4 Actions for PMPs to Take Before the New Year

Is your pest control company ready to take on a new year? PCO Bookkeepers & M&A Specialists Managing Member Dan Gordon tackled this topic last month in a webinar for Target Specialty Products titled, “Make Your Pest Management Company Rock Solid For 2023.”

Gordon recommended four actions pest management professionals (PMPs) can take to shore up their businesses next year and in the long term. Read on to learn more or the access the webinar recording.

Action 1: Consider raising prices and improving route efficiency to decrease your breakeven point.

Look at your selling price, direct costs, gross margins, fixed costs and net profit to see if your profit is sufficient compared to your history or others in the industry. (Check the Pest Control Industry Cost Study for comparison.) If it’s not, determine if your problem is pricing (which you can fix by raising prices) or if your problem is the cost to perform the service (which you can improve with routing efficiency). It may be both.

“If you listen to the news, there’s a lot of people out there who think we’re going into a recession,” Gordon says. “That will tamp down demand … So how do we keep that gross margin up? We can do it by raising prices up. The other thing we can do is improve our route density, which has the same effect as raising prices.”

Action 2: Ensure your annual cashflow to ownership is 20 percent, which is what best-in-class pest control companies see.

Measure your annual cashflow to ownership as Earnings Before Interest Taxes Depreciation & Amortization (EBITDA) plus add-backs, including owner excess wages, travel and entertainment, certain administrative costs and other owner items.

Gordon recommends PMPs monitor the annual cashflow to ownership indicator because it’s essentially your return on investment. It’s also important to understand your company’s valuation.

“Look at your business as an investment,” Gordon says. “That’s the way buyers look at sellers.”

Action 3: Increase your percentage of recurring revenue as much as possible.

Companies that focus on recurring work rather than one-time jobs have many advantages, including: predictability, scalability, visibility and durability. All of these things add up to a higher company value when it’s time to sell.

Gordon recommends offering recurring pest control services by creating a program where you visit your clients quarterly or triannually and bill them monthly.

“That’s what best-in-class companies are doing,” he says. “(Clients are) paying for a pest-free environment, not ‘I’m going to skip my services and I want a credit.’”

Gordon also points out that it’s easier to raise prices with this method.
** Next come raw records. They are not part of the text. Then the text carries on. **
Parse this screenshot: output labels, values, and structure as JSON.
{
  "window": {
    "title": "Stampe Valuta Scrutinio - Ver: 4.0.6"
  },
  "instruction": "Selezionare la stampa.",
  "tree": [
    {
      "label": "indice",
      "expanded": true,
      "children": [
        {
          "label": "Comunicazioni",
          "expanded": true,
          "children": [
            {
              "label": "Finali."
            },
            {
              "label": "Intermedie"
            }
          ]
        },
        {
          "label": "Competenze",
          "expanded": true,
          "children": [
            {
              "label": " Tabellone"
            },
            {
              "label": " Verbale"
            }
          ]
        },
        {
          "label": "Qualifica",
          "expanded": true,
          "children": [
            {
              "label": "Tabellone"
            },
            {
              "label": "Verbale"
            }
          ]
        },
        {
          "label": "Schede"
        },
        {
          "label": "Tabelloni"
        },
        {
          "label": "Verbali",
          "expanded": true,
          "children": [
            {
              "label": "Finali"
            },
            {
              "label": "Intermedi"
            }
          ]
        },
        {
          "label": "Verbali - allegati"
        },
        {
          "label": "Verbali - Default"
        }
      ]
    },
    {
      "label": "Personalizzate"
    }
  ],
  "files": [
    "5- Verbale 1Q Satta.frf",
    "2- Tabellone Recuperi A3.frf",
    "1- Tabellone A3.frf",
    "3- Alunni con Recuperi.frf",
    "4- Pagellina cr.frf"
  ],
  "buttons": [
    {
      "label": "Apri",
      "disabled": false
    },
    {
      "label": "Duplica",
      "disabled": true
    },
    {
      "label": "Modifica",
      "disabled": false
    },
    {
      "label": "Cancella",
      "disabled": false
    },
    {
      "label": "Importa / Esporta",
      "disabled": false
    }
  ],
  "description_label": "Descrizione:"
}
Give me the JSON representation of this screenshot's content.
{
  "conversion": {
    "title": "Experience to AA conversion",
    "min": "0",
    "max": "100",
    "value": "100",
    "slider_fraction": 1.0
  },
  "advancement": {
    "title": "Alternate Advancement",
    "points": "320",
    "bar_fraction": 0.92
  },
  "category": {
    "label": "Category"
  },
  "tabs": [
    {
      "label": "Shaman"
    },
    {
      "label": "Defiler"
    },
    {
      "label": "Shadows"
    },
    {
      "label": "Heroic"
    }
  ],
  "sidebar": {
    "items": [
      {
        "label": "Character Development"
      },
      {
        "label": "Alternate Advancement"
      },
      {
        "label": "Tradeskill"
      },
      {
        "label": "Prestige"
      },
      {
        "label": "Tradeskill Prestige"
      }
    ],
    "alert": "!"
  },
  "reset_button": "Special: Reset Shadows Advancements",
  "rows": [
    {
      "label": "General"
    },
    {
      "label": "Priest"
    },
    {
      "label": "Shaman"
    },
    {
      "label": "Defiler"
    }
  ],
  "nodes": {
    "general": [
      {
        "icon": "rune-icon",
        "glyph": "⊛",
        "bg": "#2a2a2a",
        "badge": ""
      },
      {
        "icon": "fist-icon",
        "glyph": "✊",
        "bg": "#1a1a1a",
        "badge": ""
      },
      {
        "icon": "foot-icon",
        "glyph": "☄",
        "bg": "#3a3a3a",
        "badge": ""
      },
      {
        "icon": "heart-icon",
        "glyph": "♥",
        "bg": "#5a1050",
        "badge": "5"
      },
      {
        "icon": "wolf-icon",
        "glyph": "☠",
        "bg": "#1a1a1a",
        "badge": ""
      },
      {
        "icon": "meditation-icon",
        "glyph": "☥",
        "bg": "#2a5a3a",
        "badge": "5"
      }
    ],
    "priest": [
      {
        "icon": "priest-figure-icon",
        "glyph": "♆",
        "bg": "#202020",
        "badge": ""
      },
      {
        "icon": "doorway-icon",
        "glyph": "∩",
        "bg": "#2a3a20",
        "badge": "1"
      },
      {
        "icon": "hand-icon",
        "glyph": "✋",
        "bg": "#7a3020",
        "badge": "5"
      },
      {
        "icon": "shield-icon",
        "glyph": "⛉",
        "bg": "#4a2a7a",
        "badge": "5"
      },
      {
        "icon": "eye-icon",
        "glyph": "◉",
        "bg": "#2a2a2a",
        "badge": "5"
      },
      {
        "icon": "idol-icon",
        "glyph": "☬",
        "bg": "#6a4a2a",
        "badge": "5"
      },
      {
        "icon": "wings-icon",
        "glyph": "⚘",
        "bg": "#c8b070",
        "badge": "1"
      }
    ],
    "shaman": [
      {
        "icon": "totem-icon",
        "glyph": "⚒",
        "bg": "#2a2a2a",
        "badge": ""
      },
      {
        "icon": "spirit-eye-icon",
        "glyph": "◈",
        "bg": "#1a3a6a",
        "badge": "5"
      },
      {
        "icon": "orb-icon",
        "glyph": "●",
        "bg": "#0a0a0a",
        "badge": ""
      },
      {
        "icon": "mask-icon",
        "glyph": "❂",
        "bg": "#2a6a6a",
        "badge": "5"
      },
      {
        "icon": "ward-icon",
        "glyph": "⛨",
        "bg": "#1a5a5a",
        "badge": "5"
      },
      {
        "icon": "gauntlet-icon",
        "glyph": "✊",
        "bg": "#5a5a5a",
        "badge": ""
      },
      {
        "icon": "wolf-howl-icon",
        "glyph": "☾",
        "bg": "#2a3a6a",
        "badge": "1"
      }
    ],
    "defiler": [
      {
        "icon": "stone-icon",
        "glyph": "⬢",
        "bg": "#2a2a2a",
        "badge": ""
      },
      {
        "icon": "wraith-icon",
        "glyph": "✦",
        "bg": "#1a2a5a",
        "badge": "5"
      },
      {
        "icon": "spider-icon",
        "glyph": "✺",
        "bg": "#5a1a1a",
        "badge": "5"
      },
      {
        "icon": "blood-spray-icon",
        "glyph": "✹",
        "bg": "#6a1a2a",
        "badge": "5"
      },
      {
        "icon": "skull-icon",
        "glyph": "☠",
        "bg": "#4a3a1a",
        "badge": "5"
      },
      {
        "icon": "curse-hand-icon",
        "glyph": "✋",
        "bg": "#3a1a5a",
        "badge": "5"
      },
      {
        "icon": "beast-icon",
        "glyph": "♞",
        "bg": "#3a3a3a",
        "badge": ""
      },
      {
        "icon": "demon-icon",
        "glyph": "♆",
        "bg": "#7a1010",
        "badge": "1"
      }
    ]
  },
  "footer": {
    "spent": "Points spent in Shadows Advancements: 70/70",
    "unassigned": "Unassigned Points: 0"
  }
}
Clients are more likely to accept an increase to a small monthly charge than they are with larger, less frequent billing.

“Every business should have recurring revenue woven into its core,” he says. “If you’re not thinking along these lines, you’re putting the future of your business in jeopardy.”

Action 4: Focus on revenue growth.

Most small business owners don’t have to be told that it’s important to grow, but they may not realize all the reasons it’s so vital. There are four, Gordon says:
• Profitability;
• Valuation;
• Customers; and
• Employees.

“A growing company is good for customers, it’s good for the community, (and) all kinds of things,” he says. “Employees also like that because it provides upward mobility.”

In summary, Gordon highlights gross margin, annual cashflow to owner, recurring revenue and revenue growth as the key performance indicators pest control firms should pay attention to.

“If you focus on those, you’ll be rock solid in ‘23, ‘24 and far out into the future,” he says.

Author: Marisa Palmieri Shugrue